Records supplied>
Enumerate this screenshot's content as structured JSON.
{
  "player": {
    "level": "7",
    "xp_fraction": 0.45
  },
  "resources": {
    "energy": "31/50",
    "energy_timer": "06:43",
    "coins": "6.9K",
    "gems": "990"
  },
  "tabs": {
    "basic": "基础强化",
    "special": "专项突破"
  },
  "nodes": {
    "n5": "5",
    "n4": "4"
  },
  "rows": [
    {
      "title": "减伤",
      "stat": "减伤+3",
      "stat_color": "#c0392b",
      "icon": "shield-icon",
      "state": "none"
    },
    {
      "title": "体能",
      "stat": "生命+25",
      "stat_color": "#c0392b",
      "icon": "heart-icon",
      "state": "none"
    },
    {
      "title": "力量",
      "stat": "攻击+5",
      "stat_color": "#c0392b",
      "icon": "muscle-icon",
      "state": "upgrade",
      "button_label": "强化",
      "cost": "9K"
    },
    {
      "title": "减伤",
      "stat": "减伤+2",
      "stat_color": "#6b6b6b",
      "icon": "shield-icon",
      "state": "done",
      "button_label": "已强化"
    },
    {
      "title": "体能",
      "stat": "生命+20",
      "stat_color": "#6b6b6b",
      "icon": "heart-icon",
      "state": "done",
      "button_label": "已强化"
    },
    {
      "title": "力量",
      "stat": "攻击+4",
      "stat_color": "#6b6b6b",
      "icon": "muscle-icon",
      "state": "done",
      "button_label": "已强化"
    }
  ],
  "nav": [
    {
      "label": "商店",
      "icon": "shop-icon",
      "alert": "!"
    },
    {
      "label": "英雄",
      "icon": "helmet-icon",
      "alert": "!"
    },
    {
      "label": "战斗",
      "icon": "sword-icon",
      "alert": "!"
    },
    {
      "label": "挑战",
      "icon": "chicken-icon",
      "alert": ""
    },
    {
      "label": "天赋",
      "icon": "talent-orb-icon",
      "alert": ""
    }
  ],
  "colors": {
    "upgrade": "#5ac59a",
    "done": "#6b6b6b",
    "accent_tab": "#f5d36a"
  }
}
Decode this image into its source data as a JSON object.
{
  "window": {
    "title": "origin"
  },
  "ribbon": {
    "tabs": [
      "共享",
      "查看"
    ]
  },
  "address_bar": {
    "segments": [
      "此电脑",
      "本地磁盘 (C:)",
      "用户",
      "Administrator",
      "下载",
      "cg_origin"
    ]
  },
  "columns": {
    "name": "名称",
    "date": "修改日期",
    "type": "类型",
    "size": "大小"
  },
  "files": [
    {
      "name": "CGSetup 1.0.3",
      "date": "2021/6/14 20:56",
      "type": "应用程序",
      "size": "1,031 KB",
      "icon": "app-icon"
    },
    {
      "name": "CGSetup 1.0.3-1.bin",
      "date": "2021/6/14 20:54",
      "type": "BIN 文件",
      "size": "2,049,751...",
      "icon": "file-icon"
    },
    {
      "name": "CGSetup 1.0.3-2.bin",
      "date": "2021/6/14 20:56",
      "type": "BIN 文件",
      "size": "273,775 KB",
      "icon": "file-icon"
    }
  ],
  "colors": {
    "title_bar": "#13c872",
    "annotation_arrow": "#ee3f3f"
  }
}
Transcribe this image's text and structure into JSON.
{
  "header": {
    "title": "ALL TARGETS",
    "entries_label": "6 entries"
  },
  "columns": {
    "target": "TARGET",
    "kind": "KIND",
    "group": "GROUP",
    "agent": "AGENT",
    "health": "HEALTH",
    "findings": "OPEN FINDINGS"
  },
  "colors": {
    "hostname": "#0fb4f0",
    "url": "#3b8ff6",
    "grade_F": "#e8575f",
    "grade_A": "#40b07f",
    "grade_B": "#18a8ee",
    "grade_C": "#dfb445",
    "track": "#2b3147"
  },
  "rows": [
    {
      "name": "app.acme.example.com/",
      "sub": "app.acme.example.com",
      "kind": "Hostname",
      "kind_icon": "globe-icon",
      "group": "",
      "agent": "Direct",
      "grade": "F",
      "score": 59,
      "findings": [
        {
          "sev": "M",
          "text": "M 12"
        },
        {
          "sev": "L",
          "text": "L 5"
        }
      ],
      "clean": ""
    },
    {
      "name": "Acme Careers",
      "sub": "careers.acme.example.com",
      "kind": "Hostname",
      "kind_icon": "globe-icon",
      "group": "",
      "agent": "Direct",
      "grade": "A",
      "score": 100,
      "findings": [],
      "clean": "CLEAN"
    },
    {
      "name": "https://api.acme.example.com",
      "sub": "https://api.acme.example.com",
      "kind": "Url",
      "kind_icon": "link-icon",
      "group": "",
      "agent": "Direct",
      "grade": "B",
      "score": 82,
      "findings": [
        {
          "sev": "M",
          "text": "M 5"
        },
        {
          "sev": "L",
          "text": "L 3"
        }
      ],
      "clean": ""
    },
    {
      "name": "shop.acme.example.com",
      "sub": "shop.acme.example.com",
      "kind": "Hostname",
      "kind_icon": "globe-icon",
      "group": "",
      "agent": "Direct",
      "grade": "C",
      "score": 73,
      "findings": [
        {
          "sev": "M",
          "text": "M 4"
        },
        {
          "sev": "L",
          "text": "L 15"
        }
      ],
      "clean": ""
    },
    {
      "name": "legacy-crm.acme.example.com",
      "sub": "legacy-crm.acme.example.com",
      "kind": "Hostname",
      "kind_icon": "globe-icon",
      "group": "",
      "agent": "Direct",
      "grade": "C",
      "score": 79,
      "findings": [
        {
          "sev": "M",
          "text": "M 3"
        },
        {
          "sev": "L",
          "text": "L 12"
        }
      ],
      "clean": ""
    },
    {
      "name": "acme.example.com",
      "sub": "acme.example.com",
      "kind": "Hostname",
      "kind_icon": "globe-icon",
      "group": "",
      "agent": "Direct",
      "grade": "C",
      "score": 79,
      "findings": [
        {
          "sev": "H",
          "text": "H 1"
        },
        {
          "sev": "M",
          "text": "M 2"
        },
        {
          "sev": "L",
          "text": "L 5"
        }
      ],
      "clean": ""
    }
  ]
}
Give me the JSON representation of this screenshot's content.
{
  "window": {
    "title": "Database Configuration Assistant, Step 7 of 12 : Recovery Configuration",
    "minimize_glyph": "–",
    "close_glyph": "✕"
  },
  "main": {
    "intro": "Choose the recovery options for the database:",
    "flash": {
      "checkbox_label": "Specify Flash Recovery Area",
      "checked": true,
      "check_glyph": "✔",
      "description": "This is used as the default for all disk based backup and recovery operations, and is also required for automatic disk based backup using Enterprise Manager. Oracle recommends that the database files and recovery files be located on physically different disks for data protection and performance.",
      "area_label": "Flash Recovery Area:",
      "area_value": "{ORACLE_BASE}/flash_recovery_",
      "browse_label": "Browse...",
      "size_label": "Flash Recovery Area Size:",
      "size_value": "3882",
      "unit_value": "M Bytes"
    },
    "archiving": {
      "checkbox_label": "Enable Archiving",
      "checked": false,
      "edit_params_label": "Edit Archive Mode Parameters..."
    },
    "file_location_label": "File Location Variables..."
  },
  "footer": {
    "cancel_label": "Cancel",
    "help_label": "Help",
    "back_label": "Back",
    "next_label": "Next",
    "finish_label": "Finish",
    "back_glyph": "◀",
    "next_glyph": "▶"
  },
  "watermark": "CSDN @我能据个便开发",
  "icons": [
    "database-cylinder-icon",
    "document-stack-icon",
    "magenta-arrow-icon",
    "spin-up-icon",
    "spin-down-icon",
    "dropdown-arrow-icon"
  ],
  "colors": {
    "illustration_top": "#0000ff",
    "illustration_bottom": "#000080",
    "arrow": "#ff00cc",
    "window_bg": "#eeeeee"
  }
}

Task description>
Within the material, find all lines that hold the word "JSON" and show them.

Exercise result>
Enumerate this screenshot's content as structured JSON.
Decode this image into its source data as a JSON object.
Transcribe this image's text and structure into JSON.
Give me the JSON representation of this screenshot's content.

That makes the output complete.